Appendix C: Temporal Discretisation of \(\sigma _P\), \(\kappa \) and \(\sigma _R\)

In the case of an explicit discretisation, they are fixed at time \(t^n\) during the iterative process. In the implicit case, the quantity are computed at iteration \(k+1\) while these coefficients are taken at step k. A third discretisation is studied, taking the half sum between the quantity at iteration k and time \(t^n\). It is observed that taking small time steps all the discretisation give the same correct results. However, when using very large time step some differences appear. For example in Fig. 17, reconsidering the test case Marshak2A with large time step (only 100 time step and a coarse grid of 100 cells), it is observed that the explicit method is by far the less accurate while the implicit give the best accuracy. However, when looking at the computational time in Table 3, it is observed that the explicit method is the fastest while the implicit is the slowest.

Fig. 17
figure17

Temperature comparisons between different time discretisations of \(\sigma _P\), \(\kappa \) and \(\sigma _R\) for the test case Marshak2A using the gradient conjugate method

Table 3 Computational time (in second) for different time discretisations

Remark

The results displayed in Fig. 17 are obtained using the conjugate gradient method. We mention that the results are very similar when using the Jacobi and Gauss–Seidel numerical schemes.
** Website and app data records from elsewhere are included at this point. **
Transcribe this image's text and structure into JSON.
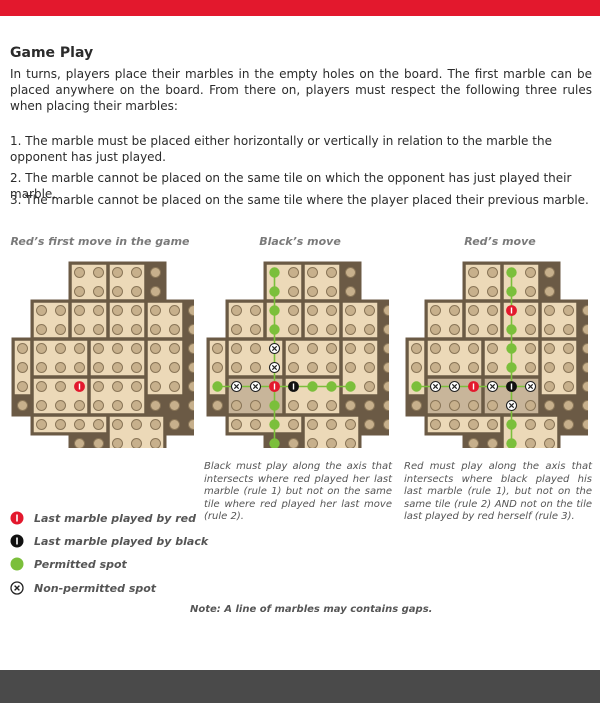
{
  "page": {
    "heading": "Game Play",
    "intro": "In turns, players place their marbles in the empty holes on the board. The first marble can be placed anywhere on the board. From there on, players must respect the following three rules when placing their marbles:",
    "rules": [
      "1. The marble must be placed either horizontally or vertically in relation to the marble the opponent has just played.",
      "2. The marble cannot be placed on the same tile on which the opponent has just played their marble.",
      "3. The marble cannot be placed on the same tile where the player placed their previous marble."
    ]
  },
  "diagrams": [
    {
      "caption": "Red’s first move in the game",
      "description": ""
    },
    {
      "caption": "Black’s move",
      "description": "Black must play along the axis that intersects where red played her last marble (rule 1) but not on the same tile where red played her last move (rule 2)."
    },
    {
      "caption": "Red’s move",
      "description": "Red must play along the axis that intersects where black played his last marble (rule 1), but not on the same tile (rule 2) AND not on the tile last played by red herself (rule 3)."
    }
  ],
  "legend": [
    {
      "label": "Last marble played by red",
      "icon": "red-marble-icon"
    },
    {
      "label": "Last marble played by black",
      "icon": "black-marble-icon"
    },
    {
      "label": "Permitted spot",
      "icon": "permitted-spot-icon"
    },
    {
      "label": "Non-permitted spot",
      "icon": "non-permitted-spot-icon"
    }
  ],
  "note": "Note: A line of marbles may contains gaps.",
  "colors": {
    "accent_red": "#e3182d",
    "footer_gray": "#4a4a4a",
    "tile_fill": "#ecd9b8",
    "tile_border": "#6b5a45",
    "hole_fill": "#c7b08c",
    "shaded_tile": "#c8b59a",
    "permitted_green": "#7bbf3b"
  }
}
Rights and permissions

Reprints and Permissions

About this article

Verify currency and authenticity via CrossMark

Cite this article

Enaux, C., Guisset, S., Lasuen, C. et al. Numerical Resolution of a Three Temperature Plasma Model. J Sci Comput 82, 51 (2020). https://doi.org/10.1007/s10915-020-01155-7

Download citation

Keywords

  • Three temperature model
  • Numerical schemes
  • Plasma physics
  • Radiative transfer
  • Non-equilibrium radiation diffusion

Mathematics Subject Classification

  • 65M12
  • 35Q35
  • 82D10
  • 82A25